▶ _ABOUT THIS EXERCISE_
The lines below, all of them, should be returned exactly as they appear.

▶ _INPUT DATA_
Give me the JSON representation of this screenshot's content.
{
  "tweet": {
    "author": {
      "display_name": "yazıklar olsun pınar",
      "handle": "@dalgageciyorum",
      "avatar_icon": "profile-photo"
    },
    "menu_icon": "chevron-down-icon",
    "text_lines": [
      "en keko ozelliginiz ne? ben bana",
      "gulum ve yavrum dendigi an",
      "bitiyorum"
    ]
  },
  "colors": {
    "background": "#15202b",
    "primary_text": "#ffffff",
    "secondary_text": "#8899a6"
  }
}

▶ _EXERCISE OUTPUT_
Give me the JSON representation of this screenshot's content.
{
  "tweet": {
    "author": {
      "display_name": "yazıklar olsun pınar",
      "handle": "@dalgageciyorum",
      "avatar_icon": "profile-photo"
    },
    "menu_icon": "chevron-down-icon",
    "text_lines": [
      "en keko ozelliginiz ne? ben bana",
      "gulum ve yavrum dendigi an",
      "bitiyorum"
    ]
  },
  "colors": {
    "background": "#15202b",
    "primary_text": "#ffffff",
    "secondary_text": "#8899a6"
  }
}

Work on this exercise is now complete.